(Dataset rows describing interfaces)

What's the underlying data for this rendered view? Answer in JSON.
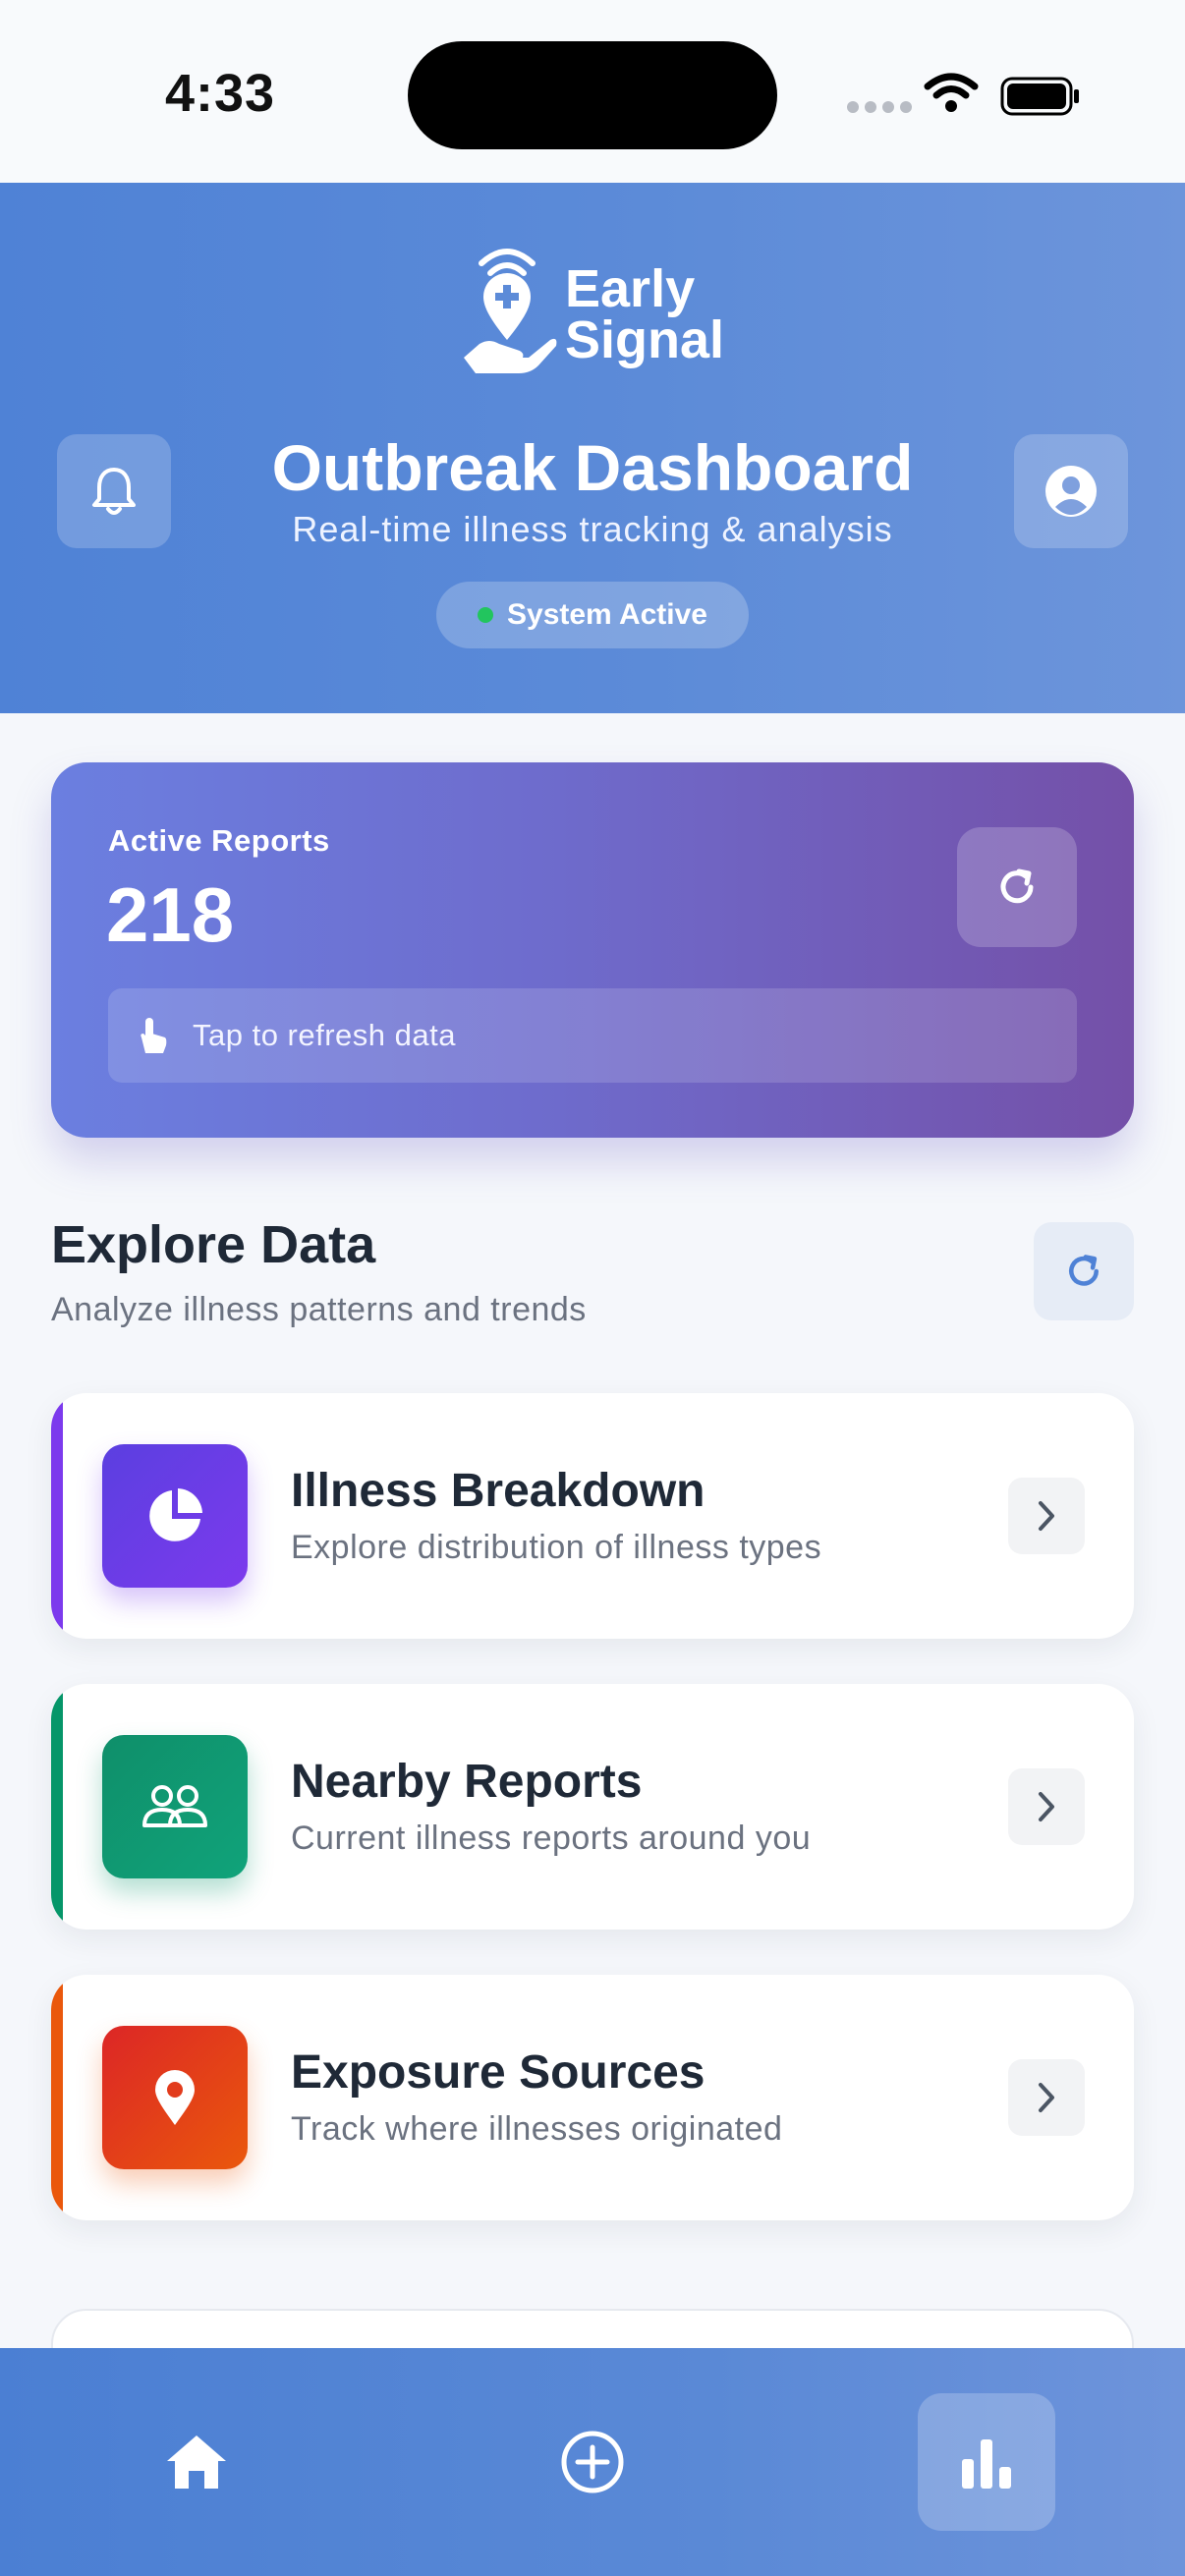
{
  "status_bar": {
    "time": "4:33"
  },
  "header": {
    "logo_line1": "Early",
    "logo_line2": "Signal",
    "title": "Outbreak Dashboard",
    "subtitle": "Real-time illness tracking & analysis",
    "status": "System Active",
    "status_color": "#22c55e"
  },
  "reports": {
    "label": "Active Reports",
    "count": "218",
    "tap_hint": "Tap to refresh data"
  },
  "explore": {
    "title": "Explore Data",
    "subtitle": "Analyze illness patterns and trends"
  },
  "cards": [
    {
      "title": "Illness Breakdown",
      "description": "Explore distribution of illness types",
      "icon": "pie-chart-icon",
      "accent": "#7c3aed"
    },
    {
      "title": "Nearby Reports",
      "description": "Current illness reports around you",
      "icon": "users-icon",
      "accent": "#059669"
    },
    {
      "title": "Exposure Sources",
      "description": "Track where illnesses originated",
      "icon": "location-pin-icon",
      "accent": "#ea580c"
    }
  ],
  "tab_bar": {
    "tabs": [
      {
        "icon": "home-icon"
      },
      {
        "icon": "add-circle-icon"
      },
      {
        "icon": "bar-chart-icon",
        "active": true
      }
    ]
  }
}
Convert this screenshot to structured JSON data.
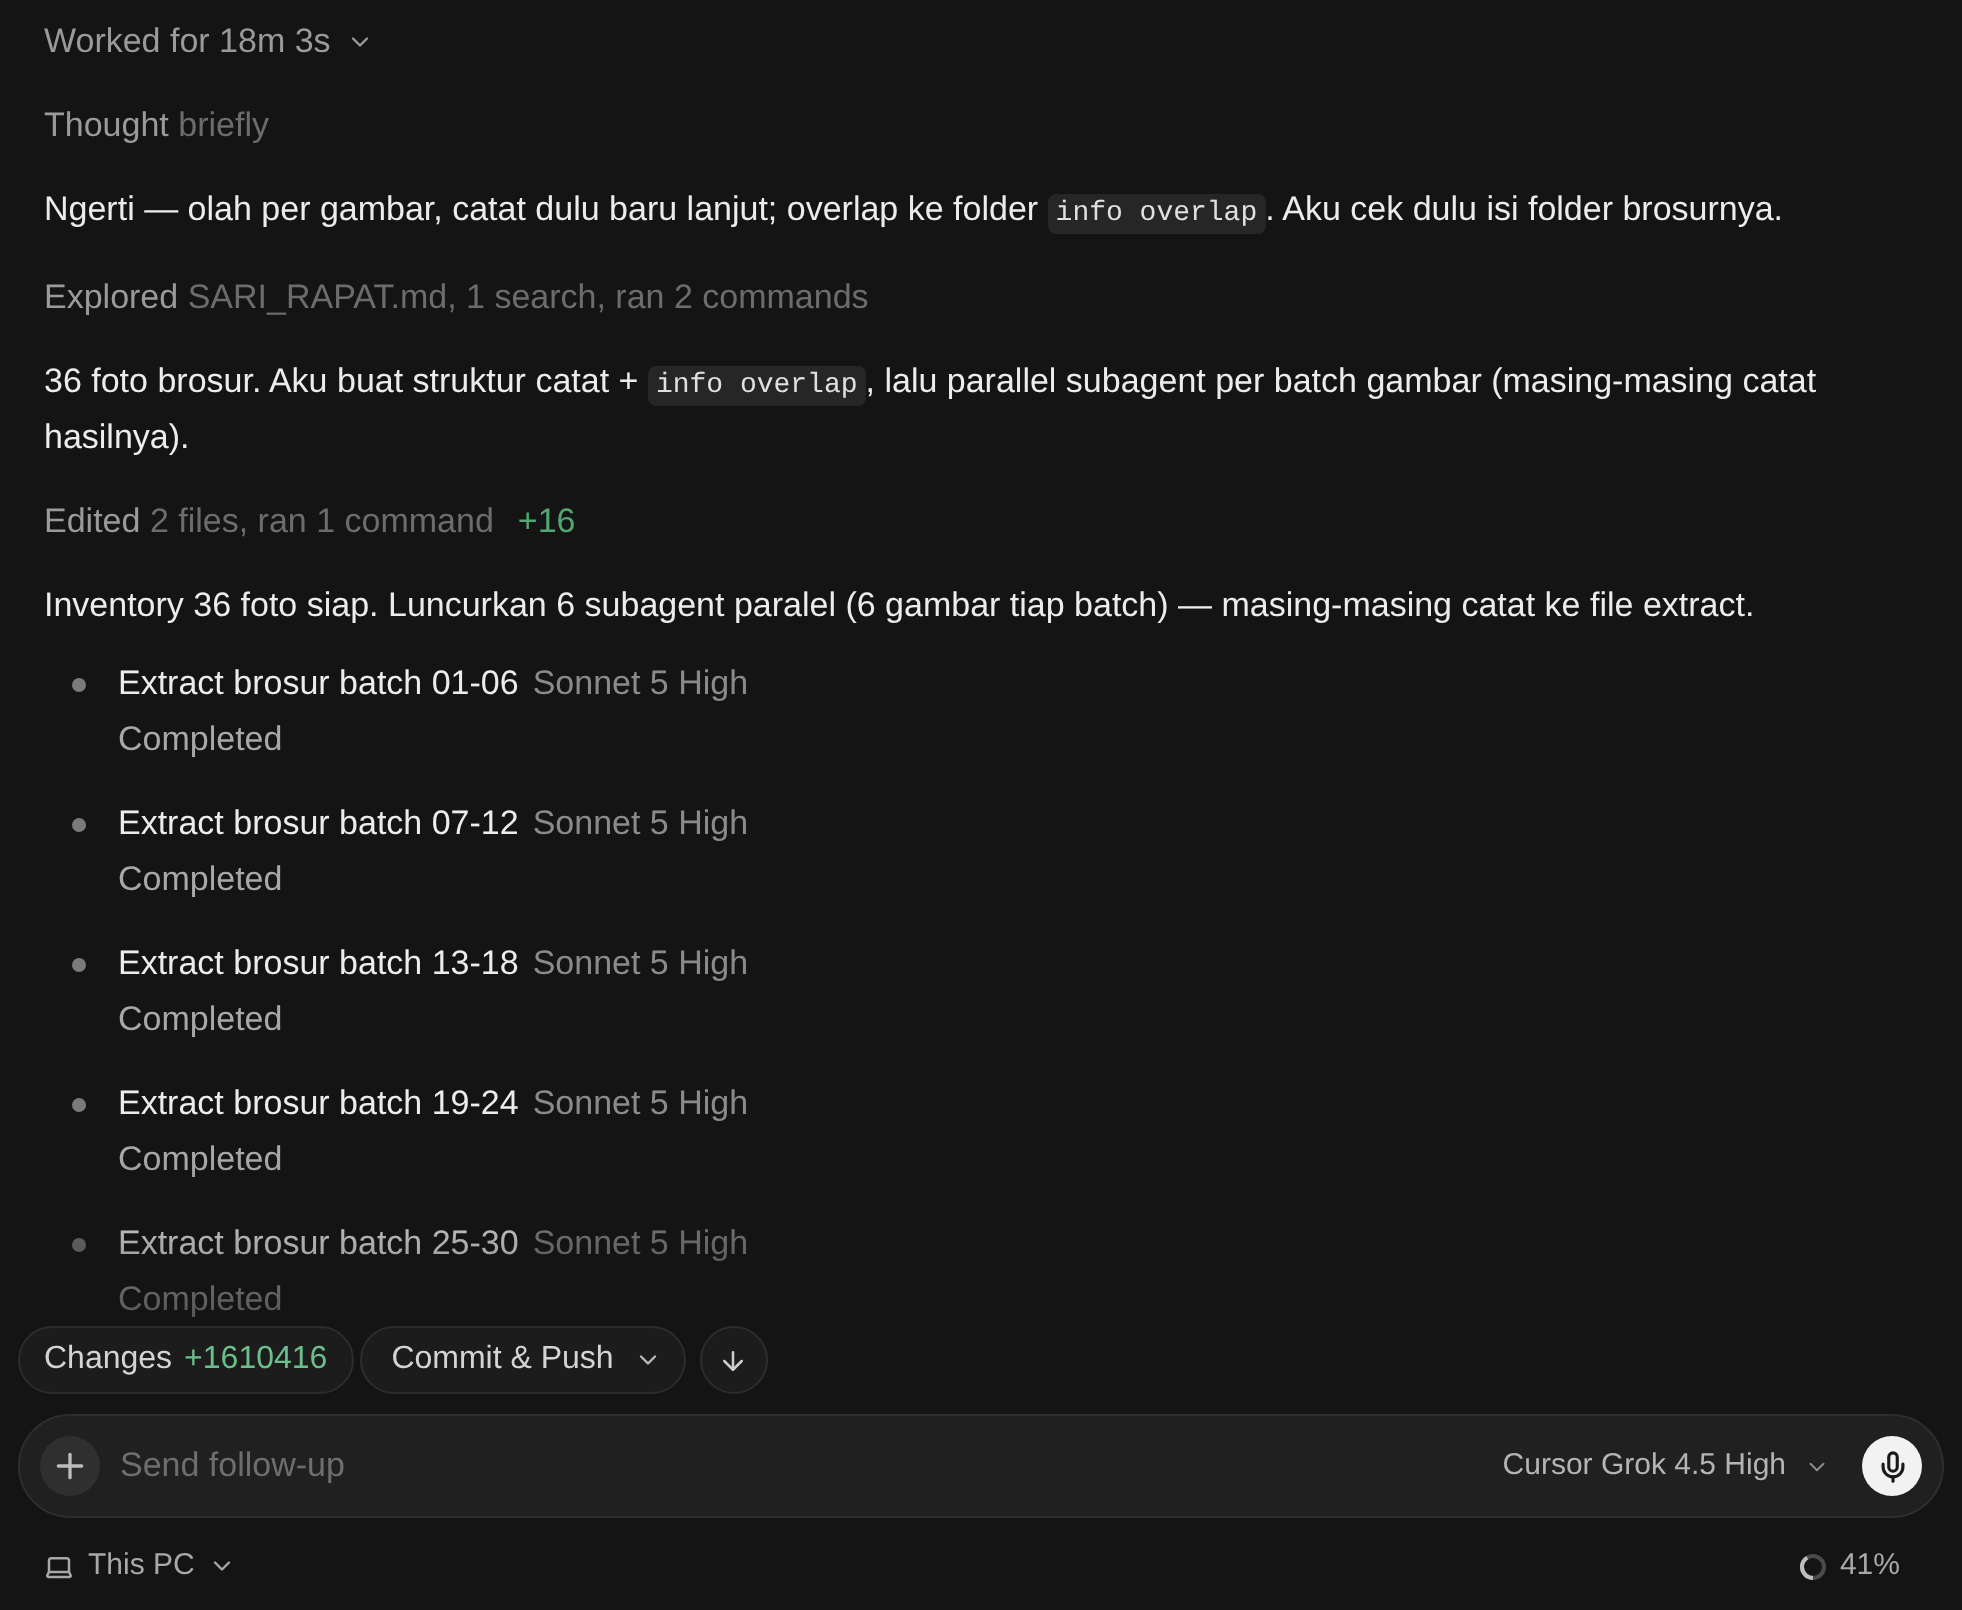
{
  "header": {
    "label": "Worked for 18m 3s",
    "expanded": false
  },
  "transcript": [
    {
      "kind": "activity",
      "verb": "Thought",
      "detail": "briefly"
    },
    {
      "kind": "message",
      "parts": [
        {
          "kind": "text",
          "text": "Ngerti — olah per gambar, catat dulu baru lanjut; overlap ke folder "
        },
        {
          "kind": "code",
          "text": "info overlap"
        },
        {
          "kind": "text",
          "text": ". Aku cek dulu isi folder brosurnya."
        }
      ]
    },
    {
      "kind": "activity",
      "verb": "Explored",
      "detail": "SARI_RAPAT.md, 1 search, ran 2 commands"
    },
    {
      "kind": "message",
      "parts": [
        {
          "kind": "text",
          "text": "36 foto brosur. Aku buat struktur catat + "
        },
        {
          "kind": "code",
          "text": "info overlap"
        },
        {
          "kind": "text",
          "text": ", lalu parallel subagent per batch gambar (masing-masing catat hasilnya)."
        }
      ]
    },
    {
      "kind": "activity",
      "verb": "Edited",
      "detail": "2 files, ran 1 command",
      "added": "+16"
    },
    {
      "kind": "message",
      "parts": [
        {
          "kind": "text",
          "text": "Inventory 36 foto siap. Luncurkan 6 subagent paralel (6 gambar tiap batch) — masing-masing catat ke file extract."
        }
      ]
    },
    {
      "kind": "tasks",
      "items": [
        {
          "title": "Extract brosur batch 01-06",
          "model": "Sonnet 5 High",
          "status": "Completed"
        },
        {
          "title": "Extract brosur batch 07-12",
          "model": "Sonnet 5 High",
          "status": "Completed"
        },
        {
          "title": "Extract brosur batch 13-18",
          "model": "Sonnet 5 High",
          "status": "Completed"
        },
        {
          "title": "Extract brosur batch 19-24",
          "model": "Sonnet 5 High",
          "status": "Completed"
        },
        {
          "title": "Extract brosur batch 25-30",
          "model": "Sonnet 5 High",
          "status": "Completed"
        }
      ]
    }
  ],
  "toolbar": {
    "changes": {
      "label": "Changes",
      "count": "+1610416"
    },
    "commit": {
      "label": "Commit & Push"
    }
  },
  "composer": {
    "placeholder": "Send follow-up",
    "model": "Cursor Grok 4.5 High"
  },
  "footer": {
    "location": "This PC",
    "context": {
      "level": 0.41,
      "reading": "41%"
    }
  }
}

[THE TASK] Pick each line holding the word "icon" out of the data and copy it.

[OUTPUT OF THE TASK]
      "icon": "pie-chart-icon",
      "icon": "users-icon",
      "icon": "location-pin-icon",
        "icon": "home-icon"
        "icon": "add-circle-icon"
        "icon": "bar-chart-icon",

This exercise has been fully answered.